If our legislators were to insist the law remain as written, the "FOE" lawyers would be well advised to turn Shakespear's tale around a bit, allowing that "registered withdrawers" should reasonably have the ability to remove their registered amount of water so long as it be of a distilled nature.
Like Portia, though, those lawyers from the "FOE" should concurrently point out that should one grain of sand, or one milligram of the stain that maketh the stream a "blackwater" stream, or even just one of the tiniest living but dear creatures, one fish, one fertile fish egg, one fairy shrimp, one frog, one blood worm or dragon fly larva, e.g., that inhabitith this precious commodity, the water of the Sovereign State of South Carolina, should any of these items be removed along with the registered water removals, then all the resources of said State of South Carolina should be required to rise up against the "registered withdrawer" to require the return of that exact grain of sand, or that milligram of stain, or each and every creature that be illegally dispossessed from its birthright as a "critter' of South Carolina Streamdom, and "those critter returnees" must be totally viable, as they were when they were sucked up. And, to be reasonable (as our state always is,) it should be recognized that should such return not be made in, say, a fortnight, then all the resources of said State of South Carolina should, of necessity, indeed align themselves against said "registered withdrawer" to require all available resources, or at least a considerable amount of said resources, financial, property, or otherwise, of said "registered withdrawer" be turned over to the State of South Carolina as payment, just and meet, for said "registered withdrawer's" transgression against the State of South Carolina, against its citizens, and, most importantly, against its "critters."
There you have it, a way to get out from under what some would call a somewhat odorous law's somewhat less than totally well thought out provisions (in this particular situation, anyway) without waiting another ten years for the legislature to come up with a better law to get the job done for our state and our desirous water withdrawers.

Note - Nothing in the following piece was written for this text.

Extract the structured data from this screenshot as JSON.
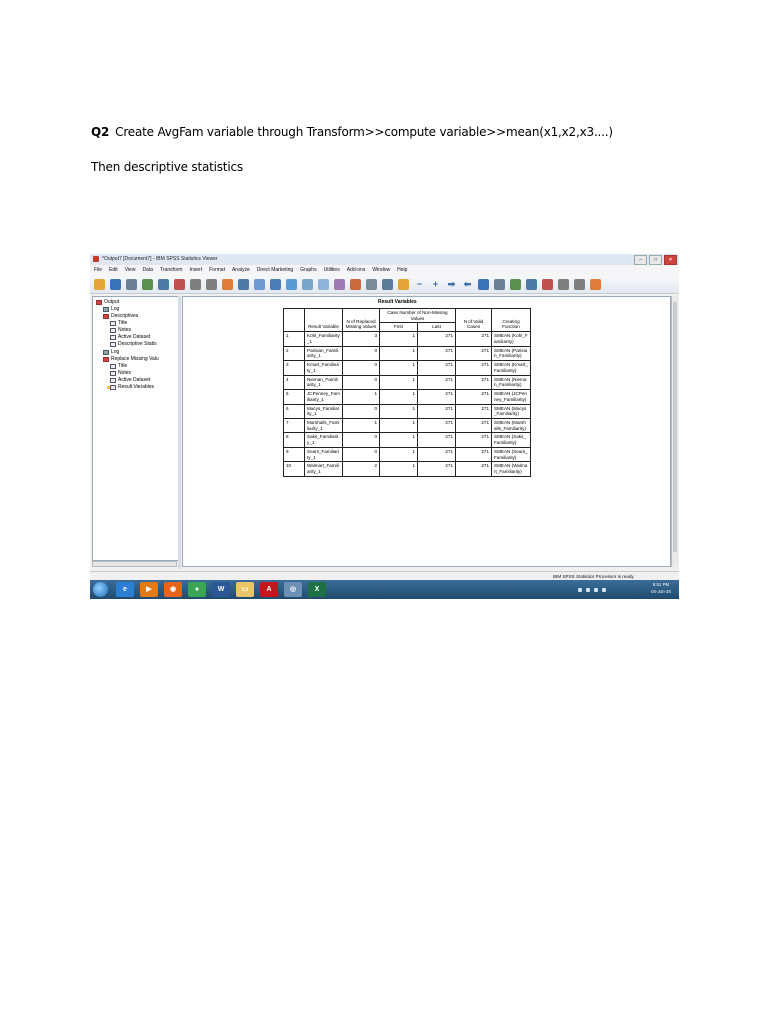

Instead of taking the water from our streams and swamplands, maybe our big farmers should do as the rest of us do whenever our lawns and fields are suffering from one of those ever-present summertime dry spells--i.e., pray for rain! (Or drill a well.) If where they're from is so far away that they don't know how to do it (pray for rain, that is,) tell 'em we the citizens of the Sovereign State of South Carolina will be glad to help 'em. (See you at Church, bro.)
And the next time you run into one of your own political representatives, you just might ask him or her how they voted when this law (the "Surface Water Withdrawal, Permitting, Use, and Reporting Act, effective Jan 1, 2011) was being passed. If they wonder why all the concern, tell them to check out the Augusta environmental news column at examiner.com. He or she just might appreciate the tip.
And thank you for visiting Examiner.com